[[ GIVEN ENTRIES open ]]

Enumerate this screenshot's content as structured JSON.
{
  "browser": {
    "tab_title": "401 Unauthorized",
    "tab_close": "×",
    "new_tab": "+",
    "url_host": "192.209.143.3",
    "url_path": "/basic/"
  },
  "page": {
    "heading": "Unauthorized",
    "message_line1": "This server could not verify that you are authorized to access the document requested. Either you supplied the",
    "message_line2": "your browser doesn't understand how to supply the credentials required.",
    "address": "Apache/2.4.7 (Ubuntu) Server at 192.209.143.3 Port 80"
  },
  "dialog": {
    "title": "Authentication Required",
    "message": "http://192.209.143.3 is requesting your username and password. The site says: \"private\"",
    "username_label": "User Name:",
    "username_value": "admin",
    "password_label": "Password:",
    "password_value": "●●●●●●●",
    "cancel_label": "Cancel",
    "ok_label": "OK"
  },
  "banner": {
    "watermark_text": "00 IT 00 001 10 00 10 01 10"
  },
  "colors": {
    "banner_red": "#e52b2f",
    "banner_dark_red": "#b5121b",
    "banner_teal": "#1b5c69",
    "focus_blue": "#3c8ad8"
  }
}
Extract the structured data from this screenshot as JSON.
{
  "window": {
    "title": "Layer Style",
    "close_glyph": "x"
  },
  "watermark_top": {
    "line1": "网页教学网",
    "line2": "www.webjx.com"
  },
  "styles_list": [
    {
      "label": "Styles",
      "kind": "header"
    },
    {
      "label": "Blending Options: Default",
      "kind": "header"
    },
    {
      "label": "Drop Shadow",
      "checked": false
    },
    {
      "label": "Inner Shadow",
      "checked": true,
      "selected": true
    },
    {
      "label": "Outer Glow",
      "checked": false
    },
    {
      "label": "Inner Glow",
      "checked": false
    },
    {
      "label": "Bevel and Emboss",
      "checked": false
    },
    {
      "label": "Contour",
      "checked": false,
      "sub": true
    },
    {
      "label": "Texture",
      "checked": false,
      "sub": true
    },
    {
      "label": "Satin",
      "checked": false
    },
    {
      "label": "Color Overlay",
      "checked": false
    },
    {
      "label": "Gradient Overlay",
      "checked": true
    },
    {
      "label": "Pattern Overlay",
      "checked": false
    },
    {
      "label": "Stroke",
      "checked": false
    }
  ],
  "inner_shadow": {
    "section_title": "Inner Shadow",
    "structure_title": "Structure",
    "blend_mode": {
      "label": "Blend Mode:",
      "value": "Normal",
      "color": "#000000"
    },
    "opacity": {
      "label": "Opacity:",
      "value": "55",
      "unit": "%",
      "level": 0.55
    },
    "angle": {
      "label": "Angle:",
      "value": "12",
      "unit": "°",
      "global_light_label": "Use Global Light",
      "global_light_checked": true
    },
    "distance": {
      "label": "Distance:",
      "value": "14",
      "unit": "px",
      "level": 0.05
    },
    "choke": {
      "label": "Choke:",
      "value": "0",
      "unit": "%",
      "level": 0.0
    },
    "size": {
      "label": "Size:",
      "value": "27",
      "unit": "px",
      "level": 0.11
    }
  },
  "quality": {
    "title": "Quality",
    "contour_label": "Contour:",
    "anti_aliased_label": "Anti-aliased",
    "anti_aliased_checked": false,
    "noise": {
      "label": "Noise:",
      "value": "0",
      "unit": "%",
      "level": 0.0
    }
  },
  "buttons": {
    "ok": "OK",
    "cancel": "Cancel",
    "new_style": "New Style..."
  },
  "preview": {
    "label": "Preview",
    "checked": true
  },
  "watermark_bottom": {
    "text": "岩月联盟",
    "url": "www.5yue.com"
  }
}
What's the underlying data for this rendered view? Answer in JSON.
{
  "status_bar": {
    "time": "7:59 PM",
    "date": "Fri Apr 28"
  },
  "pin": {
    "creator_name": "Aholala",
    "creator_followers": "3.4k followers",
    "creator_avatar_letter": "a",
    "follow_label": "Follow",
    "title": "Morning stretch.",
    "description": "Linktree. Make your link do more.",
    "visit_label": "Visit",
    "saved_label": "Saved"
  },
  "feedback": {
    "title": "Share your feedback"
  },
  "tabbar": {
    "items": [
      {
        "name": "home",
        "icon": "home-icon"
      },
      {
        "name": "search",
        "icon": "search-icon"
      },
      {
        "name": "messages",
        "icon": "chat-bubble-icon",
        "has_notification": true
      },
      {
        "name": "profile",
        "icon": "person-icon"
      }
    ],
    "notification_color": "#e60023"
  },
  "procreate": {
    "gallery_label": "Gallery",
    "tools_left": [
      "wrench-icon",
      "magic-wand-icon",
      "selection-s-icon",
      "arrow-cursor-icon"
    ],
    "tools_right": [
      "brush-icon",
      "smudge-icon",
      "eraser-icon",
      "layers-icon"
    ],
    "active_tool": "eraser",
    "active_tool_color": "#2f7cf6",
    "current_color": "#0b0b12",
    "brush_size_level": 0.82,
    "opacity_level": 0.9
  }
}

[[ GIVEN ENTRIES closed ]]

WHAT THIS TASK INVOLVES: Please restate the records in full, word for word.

RESULT OF THE EXERCISE:
Enumerate this screenshot's content as structured JSON.
{
  "browser": {
    "tab_title": "401 Unauthorized",
    "tab_close": "×",
    "new_tab": "+",
    "url_host": "192.209.143.3",
    "url_path": "/basic/"
  },
  "page": {
    "heading": "Unauthorized",
    "message_line1": "This server could not verify that you are authorized to access the document requested. Either you supplied the",
    "message_line2": "your browser doesn't understand how to supply the credentials required.",
    "address": "Apache/2.4.7 (Ubuntu) Server at 192.209.143.3 Port 80"
  },
  "dialog": {
    "title": "Authentication Required",
    "message": "http://192.209.143.3 is requesting your username and password. The site says: \"private\"",
    "username_label": "User Name:",
    "username_value": "admin",
    "password_label": "Password:",
    "password_value": "●●●●●●●",
    "cancel_label": "Cancel",
    "ok_label": "OK"
  },
  "banner": {
    "watermark_text": "00 IT 00 001 10 00 10 01 10"
  },
  "colors": {
    "banner_red": "#e52b2f",
    "banner_dark_red": "#b5121b",
    "banner_teal": "#1b5c69",
    "focus_blue": "#3c8ad8"
  }
}
Extract the structured data from this screenshot as JSON.
{
  "window": {
    "title": "Layer Style",
    "close_glyph": "x"
  },
  "watermark_top": {
    "line1": "网页教学网",
    "line2": "www.webjx.com"
  },
  "styles_list": [
    {
      "label": "Styles",
      "kind": "header"
    },
    {
      "label": "Blending Options: Default",
      "kind": "header"
    },
    {
      "label": "Drop Shadow",
      "checked": false
    },
    {
      "label": "Inner Shadow",
      "checked": true,
      "selected": true
    },
    {
      "label": "Outer Glow",
      "checked": false
    },
    {
      "label": "Inner Glow",
      "checked": false
    },
    {
      "label": "Bevel and Emboss",
      "checked": false
    },
    {
      "label": "Contour",
      "checked": false,
      "sub": true
    },
    {
      "label": "Texture",
      "checked": false,
      "sub": true
    },
    {
      "label": "Satin",
      "checked": false
    },
    {
      "label": "Color Overlay",
      "checked": false
    },
    {
      "label": "Gradient Overlay",
      "checked": true
    },
    {
      "label": "Pattern Overlay",
      "checked": false
    },
    {
      "label": "Stroke",
      "checked": false
    }
  ],
  "inner_shadow": {
    "section_title": "Inner Shadow",
    "structure_title": "Structure",
    "blend_mode": {
      "label": "Blend Mode:",
      "value": "Normal",
      "color": "#000000"
    },
    "opacity": {
      "label": "Opacity:",
      "value": "55",
      "unit": "%",
      "level": 0.55
    },
    "angle": {
      "label": "Angle:",
      "value": "12",
      "unit": "°",
      "global_light_label": "Use Global Light",
      "global_light_checked": true
    },
    "distance": {
      "label": "Distance:",
      "value": "14",
      "unit": "px",
      "level": 0.05
    },
    "choke": {
      "label": "Choke:",
      "value": "0",
      "unit": "%",
      "level": 0.0
    },
    "size": {
      "label": "Size:",
      "value": "27",
      "unit": "px",
      "level": 0.11
    }
  },
  "quality": {
    "title": "Quality",
    "contour_label": "Contour:",
    "anti_aliased_label": "Anti-aliased",
    "anti_aliased_checked": false,
    "noise": {
      "label": "Noise:",
      "value": "0",
      "unit": "%",
      "level": 0.0
    }
  },
  "buttons": {
    "ok": "OK",
    "cancel": "Cancel",
    "new_style": "New Style..."
  },
  "preview": {
    "label": "Preview",
    "checked": true
  },
  "watermark_bottom": {
    "text": "岩月联盟",
    "url": "www.5yue.com"
  }
}
What's the underlying data for this rendered view? Answer in JSON.
{
  "status_bar": {
    "time": "7:59 PM",
    "date": "Fri Apr 28"
  },
  "pin": {
    "creator_name": "Aholala",
    "creator_followers": "3.4k followers",
    "creator_avatar_letter": "a",
    "follow_label": "Follow",
    "title": "Morning stretch.",
    "description": "Linktree. Make your link do more.",
    "visit_label": "Visit",
    "saved_label": "Saved"
  },
  "feedback": {
    "title": "Share your feedback"
  },
  "tabbar": {
    "items": [
      {
        "name": "home",
        "icon": "home-icon"
      },
      {
        "name": "search",
        "icon": "search-icon"
      },
      {
        "name": "messages",
        "icon": "chat-bubble-icon",
        "has_notification": true
      },
      {
        "name": "profile",
        "icon": "person-icon"
      }
    ],
    "notification_color": "#e60023"
  },
  "procreate": {
    "gallery_label": "Gallery",
    "tools_left": [
      "wrench-icon",
      "magic-wand-icon",
      "selection-s-icon",
      "arrow-cursor-icon"
    ],
    "tools_right": [
      "brush-icon",
      "smudge-icon",
      "eraser-icon",
      "layers-icon"
    ],
    "active_tool": "eraser",
    "active_tool_color": "#2f7cf6",
    "current_color": "#0b0b12",
    "brush_size_level": 0.82,
    "opacity_level": 0.9
  }
}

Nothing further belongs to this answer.